### PROBLEM
The whole listing should be retyped exactly as it appears.

..........

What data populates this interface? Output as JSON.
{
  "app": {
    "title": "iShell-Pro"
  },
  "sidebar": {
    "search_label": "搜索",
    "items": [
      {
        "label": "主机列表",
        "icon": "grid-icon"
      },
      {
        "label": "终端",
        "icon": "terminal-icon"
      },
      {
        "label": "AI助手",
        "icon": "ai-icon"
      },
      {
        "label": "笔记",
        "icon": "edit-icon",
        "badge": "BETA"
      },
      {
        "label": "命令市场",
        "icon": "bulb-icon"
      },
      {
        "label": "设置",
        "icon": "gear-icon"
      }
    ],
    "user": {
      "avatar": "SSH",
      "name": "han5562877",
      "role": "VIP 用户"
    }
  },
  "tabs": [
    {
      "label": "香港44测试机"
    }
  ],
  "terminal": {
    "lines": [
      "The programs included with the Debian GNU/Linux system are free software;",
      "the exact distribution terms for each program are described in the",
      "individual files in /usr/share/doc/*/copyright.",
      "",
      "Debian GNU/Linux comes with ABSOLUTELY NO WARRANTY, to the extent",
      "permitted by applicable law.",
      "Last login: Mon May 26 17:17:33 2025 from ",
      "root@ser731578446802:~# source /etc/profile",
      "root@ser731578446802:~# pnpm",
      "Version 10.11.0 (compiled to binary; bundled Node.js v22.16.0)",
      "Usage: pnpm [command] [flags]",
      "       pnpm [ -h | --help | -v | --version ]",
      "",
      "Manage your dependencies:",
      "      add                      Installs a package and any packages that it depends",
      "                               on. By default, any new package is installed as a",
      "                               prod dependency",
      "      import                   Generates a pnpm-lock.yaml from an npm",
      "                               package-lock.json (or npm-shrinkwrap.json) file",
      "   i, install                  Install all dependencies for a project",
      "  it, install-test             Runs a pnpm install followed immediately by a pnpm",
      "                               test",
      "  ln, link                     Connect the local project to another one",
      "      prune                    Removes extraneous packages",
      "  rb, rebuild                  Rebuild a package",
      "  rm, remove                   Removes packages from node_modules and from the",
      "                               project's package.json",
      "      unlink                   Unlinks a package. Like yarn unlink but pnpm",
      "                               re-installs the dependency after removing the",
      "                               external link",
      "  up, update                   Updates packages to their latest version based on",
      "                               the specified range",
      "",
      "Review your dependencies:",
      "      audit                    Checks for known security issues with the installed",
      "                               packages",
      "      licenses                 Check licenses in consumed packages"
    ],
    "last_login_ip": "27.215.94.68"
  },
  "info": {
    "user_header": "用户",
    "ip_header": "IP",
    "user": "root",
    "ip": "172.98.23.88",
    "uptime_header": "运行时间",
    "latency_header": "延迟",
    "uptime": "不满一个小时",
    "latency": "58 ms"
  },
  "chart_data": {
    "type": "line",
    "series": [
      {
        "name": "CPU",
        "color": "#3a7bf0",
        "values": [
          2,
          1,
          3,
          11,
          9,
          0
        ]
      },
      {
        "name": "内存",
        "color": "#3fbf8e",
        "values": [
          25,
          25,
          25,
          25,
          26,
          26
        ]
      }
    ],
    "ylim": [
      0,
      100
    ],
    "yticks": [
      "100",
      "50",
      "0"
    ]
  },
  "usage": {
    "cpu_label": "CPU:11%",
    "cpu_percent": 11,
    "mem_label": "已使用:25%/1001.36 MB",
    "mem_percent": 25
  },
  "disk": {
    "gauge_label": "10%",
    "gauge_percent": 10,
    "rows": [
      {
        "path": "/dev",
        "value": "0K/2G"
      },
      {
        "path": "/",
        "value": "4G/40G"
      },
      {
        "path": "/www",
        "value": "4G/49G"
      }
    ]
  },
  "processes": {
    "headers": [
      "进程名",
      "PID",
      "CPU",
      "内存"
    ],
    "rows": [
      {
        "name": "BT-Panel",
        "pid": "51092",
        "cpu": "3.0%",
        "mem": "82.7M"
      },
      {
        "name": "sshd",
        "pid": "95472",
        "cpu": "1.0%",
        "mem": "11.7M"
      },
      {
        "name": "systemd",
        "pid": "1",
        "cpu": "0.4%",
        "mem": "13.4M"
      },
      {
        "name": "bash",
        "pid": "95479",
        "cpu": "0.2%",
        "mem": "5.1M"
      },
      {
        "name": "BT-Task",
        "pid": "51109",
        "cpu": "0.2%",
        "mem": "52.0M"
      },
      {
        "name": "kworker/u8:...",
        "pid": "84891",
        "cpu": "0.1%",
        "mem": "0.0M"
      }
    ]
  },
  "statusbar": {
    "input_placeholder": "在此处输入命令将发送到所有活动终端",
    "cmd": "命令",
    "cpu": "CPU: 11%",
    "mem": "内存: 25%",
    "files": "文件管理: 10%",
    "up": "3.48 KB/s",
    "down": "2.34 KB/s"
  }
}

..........

### EXERCISE OUTPUT
What data populates this interface? Output as JSON.
{
  "app": {
    "title": "iShell-Pro"
  },
  "sidebar": {
    "search_label": "搜索",
    "items": [
      {
        "label": "主机列表",
        "icon": "grid-icon"
      },
      {
        "label": "终端",
        "icon": "terminal-icon"
      },
      {
        "label": "AI助手",
        "icon": "ai-icon"
      },
      {
        "label": "笔记",
        "icon": "edit-icon",
        "badge": "BETA"
      },
      {
        "label": "命令市场",
        "icon": "bulb-icon"
      },
      {
        "label": "设置",
        "icon": "gear-icon"
      }
    ],
    "user": {
      "avatar": "SSH",
      "name": "han5562877",
      "role": "VIP 用户"
    }
  },
  "tabs": [
    {
      "label": "香港44测试机"
    }
  ],
  "terminal": {
    "lines": [
      "The programs included with the Debian GNU/Linux system are free software;",
      "the exact distribution terms for each program are described in the",
      "individual files in /usr/share/doc/*/copyright.",
      "",
      "Debian GNU/Linux comes with ABSOLUTELY NO WARRANTY, to the extent",
      "permitted by applicable law.",
      "Last login: Mon May 26 17:17:33 2025 from ",
      "root@ser731578446802:~# source /etc/profile",
      "root@ser731578446802:~# pnpm",
      "Version 10.11.0 (compiled to binary; bundled Node.js v22.16.0)",
      "Usage: pnpm [command] [flags]",
      "       pnpm [ -h | --help | -v | --version ]",
      "",
      "Manage your dependencies:",
      "      add                      Installs a package and any packages that it depends",
      "                               on. By default, any new package is installed as a",
      "                               prod dependency",
      "      import                   Generates a pnpm-lock.yaml from an npm",
      "                               package-lock.json (or npm-shrinkwrap.json) file",
      "   i, install                  Install all dependencies for a project",
      "  it, install-test             Runs a pnpm install followed immediately by a pnpm",
      "                               test",
      "  ln, link                     Connect the local project to another one",
      "      prune                    Removes extraneous packages",
      "  rb, rebuild                  Rebuild a package",
      "  rm, remove                   Removes packages from node_modules and from the",
      "                               project's package.json",
      "      unlink                   Unlinks a package. Like yarn unlink but pnpm",
      "                               re-installs the dependency after removing the",
      "                               external link",
      "  up, update                   Updates packages to their latest version based on",
      "                               the specified range",
      "",
      "Review your dependencies:",
      "      audit                    Checks for known security issues with the installed",
      "                               packages",
      "      licenses                 Check licenses in consumed packages"
    ],
    "last_login_ip": "27.215.94.68"
  },
  "info": {
    "user_header": "用户",
    "ip_header": "IP",
    "user": "root",
    "ip": "172.98.23.88",
    "uptime_header": "运行时间",
    "latency_header": "延迟",
    "uptime": "不满一个小时",
    "latency": "58 ms"
  },
  "chart_data": {
    "type": "line",
    "series": [
      {
        "name": "CPU",
        "color": "#3a7bf0",
        "values": [
          2,
          1,
          3,
          11,
          9,
          0
        ]
      },
      {
        "name": "内存",
        "color": "#3fbf8e",
        "values": [
          25,
          25,
          25,
          25,
          26,
          26
        ]
      }
    ],
    "ylim": [
      0,
      100
    ],
    "yticks": [
      "100",
      "50",
      "0"
    ]
  },
  "usage": {
    "cpu_label": "CPU:11%",
    "cpu_percent": 11,
    "mem_label": "已使用:25%/1001.36 MB",
    "mem_percent": 25
  },
  "disk": {
    "gauge_label": "10%",
    "gauge_percent": 10,
    "rows": [
      {
        "path": "/dev",
        "value": "0K/2G"
      },
      {
        "path": "/",
        "value": "4G/40G"
      },
      {
        "path": "/www",
        "value": "4G/49G"
      }
    ]
  },
  "processes": {
    "headers": [
      "进程名",
      "PID",
      "CPU",
      "内存"
    ],
    "rows": [
      {
        "name": "BT-Panel",
        "pid": "51092",
        "cpu": "3.0%",
        "mem": "82.7M"
      },
      {
        "name": "sshd",
        "pid": "95472",
        "cpu": "1.0%",
        "mem": "11.7M"
      },
      {
        "name": "systemd",
        "pid": "1",
        "cpu": "0.4%",
        "mem": "13.4M"
      },
      {
        "name": "bash",
        "pid": "95479",
        "cpu": "0.2%",
        "mem": "5.1M"
      },
      {
        "name": "BT-Task",
        "pid": "51109",
        "cpu": "0.2%",
        "mem": "52.0M"
      },
      {
        "name": "kworker/u8:...",
        "pid": "84891",
        "cpu": "0.1%",
        "mem": "0.0M"
      }
    ]
  },
  "statusbar": {
    "input_placeholder": "在此处输入命令将发送到所有活动终端",
    "cmd": "命令",
    "cpu": "CPU: 11%",
    "mem": "内存: 25%",
    "files": "文件管理: 10%",
    "up": "3.48 KB/s",
    "down": "2.34 KB/s"
  }
}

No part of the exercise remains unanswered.